National Basketball Association NFT Marketing Efforts Exploited - Klein Moynihan Turco LLP

National Basketball Association NFT Marketing Efforts Exploited

On April 20, 2022, the National Basketball Association (“NBA”) engaged in a bit of NFT marketing and released 18,000 free NFTs in an exclusive drop, available only to its Discord server’s earliest members. In dropping “The Association” NFT collection (the “Collection”), the NBA had intended to allow each of its qualifying Discord channel members to mint one of the Collection’s NFTs. However, issues with the Collection’s smart contract code unfortunately permitted members to mint multiple NFTs. As a result, the available 18,000 NFTs were quickly minted by a small group of individuals, and many eligible members did not receive The Association NFTs, as promised. 

What Went Wrong with the NBA NFT Drop
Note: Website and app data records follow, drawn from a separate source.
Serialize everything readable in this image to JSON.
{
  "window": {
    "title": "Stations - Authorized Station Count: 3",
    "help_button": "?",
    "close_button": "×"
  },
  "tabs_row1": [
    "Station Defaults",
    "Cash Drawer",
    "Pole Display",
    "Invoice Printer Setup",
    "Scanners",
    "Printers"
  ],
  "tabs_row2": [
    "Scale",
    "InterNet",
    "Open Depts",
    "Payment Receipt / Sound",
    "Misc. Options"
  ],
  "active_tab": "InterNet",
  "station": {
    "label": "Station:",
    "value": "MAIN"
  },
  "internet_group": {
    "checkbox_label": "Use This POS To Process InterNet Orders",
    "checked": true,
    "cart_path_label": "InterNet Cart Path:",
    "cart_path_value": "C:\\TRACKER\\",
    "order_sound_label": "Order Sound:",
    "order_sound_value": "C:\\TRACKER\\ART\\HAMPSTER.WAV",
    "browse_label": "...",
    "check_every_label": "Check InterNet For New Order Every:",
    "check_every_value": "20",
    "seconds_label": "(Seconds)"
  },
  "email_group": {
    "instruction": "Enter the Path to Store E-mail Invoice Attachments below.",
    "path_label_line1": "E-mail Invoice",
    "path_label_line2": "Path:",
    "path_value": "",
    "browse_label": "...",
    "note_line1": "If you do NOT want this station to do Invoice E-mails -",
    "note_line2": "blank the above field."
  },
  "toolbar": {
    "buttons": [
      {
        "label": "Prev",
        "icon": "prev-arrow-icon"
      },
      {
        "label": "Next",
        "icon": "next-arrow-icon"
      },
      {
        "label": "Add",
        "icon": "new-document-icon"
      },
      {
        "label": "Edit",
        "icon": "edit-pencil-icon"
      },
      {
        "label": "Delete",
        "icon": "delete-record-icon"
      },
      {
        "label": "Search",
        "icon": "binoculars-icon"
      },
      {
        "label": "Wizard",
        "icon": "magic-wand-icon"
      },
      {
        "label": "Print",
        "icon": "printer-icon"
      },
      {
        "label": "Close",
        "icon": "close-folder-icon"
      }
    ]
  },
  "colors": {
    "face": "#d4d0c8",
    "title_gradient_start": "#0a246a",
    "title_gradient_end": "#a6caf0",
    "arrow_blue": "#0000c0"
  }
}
The NBA decided to give early Discord members access to an “allow list,” which reserved one NFT from the Collection per Ethereum wallet address registered on such list. The NBA believed (and promoted in its NFT marketing) that each member on the allowed list would be permitted to mint one NFT from “The Association” Collection. 

However, it seems that the Collection’s smart contract contained major flaws. Smart contracts are programs stored on blockchains which automatically and immediately execute agreements (here, an NFT sales agreement) when predetermined conditions are met. In conflict with the NBA’s intentions (as listed above), its smart contract: 1) permitted eligible members to grant minting access to other wallets that were not on the original list; and 2) failed to prevent wallets from minting multiple NFTs. 

Some members took advantage of these loopholes and minted as many NFTs as possible. Around an hour after the Collection drop, the NBA became aware of the exploitation and paused the drop. By that time, thousands of the Collection’s NFTs had been minted by individuals who had exploited the loopholes. As a result, many members did not receive their promised NFTs. 

The NBA will uphold its NFT Marketing Promises

Unlike the creators of the alleged Frosties Utility NFT scheme, the NBA will not break the promise it made to consumers. Although third-party exploitation of the Collection’s smart contract resulted in the breach (rather than through a deliberate act of the NBA), the NBA will, nevertheless, fulfill its marketing promises. The day following the minting event, the NBA announced that it had identified those who did not receive their NFTs and would increase the size of the Collection to 30,000 NFTs (an additional 12,000 NFTs), so that everyone who was promised an NFT would get one.

As this unfortunate collection launch illustrates, it is advisable to obtain guidance from attorneys experienced with NFT marketing before offering NFTs to the public. If you require assistance with an NFT launch and/or your associated NFT marketing practices, please e-mail us at, or call us at (212) 246-0900.

The material contained herein is provided for information purposes only and is not legal advice, nor is it a substitute for obtaining legal advice from an attorney. Each situation is unique, and you should not act or rely on any information contained herein without seeking the advice of an experienced attorney.

Attorney Advertising

Photo by Jason Leung on Unsplash

Similar Blog Posts:

NFT App Permitted to Return to the Apple iOS Store

NFT-Influencer Contract: Don’t Get Cancelled

Why You Need an NFT Contract


David Klein

David Klein is one of the most recognized attorneys in the technology, Internet marketing, sweepstakes, and telecommunications fields. Skilled at counseling clients on a broad range of technology-related matters, David Klein has substantial experience in negotiating and drafting complex licensing, marketing and Internet agreements.

Trending Topics

data CIPA law Swigert law consumer protection data on cumputer screen

Swigart Law Group CIPA Demands

Readers of this blog likely know about the wave of consumer privacy litigation directed at online companies’ collection of consumer data. A litany of these

Read More »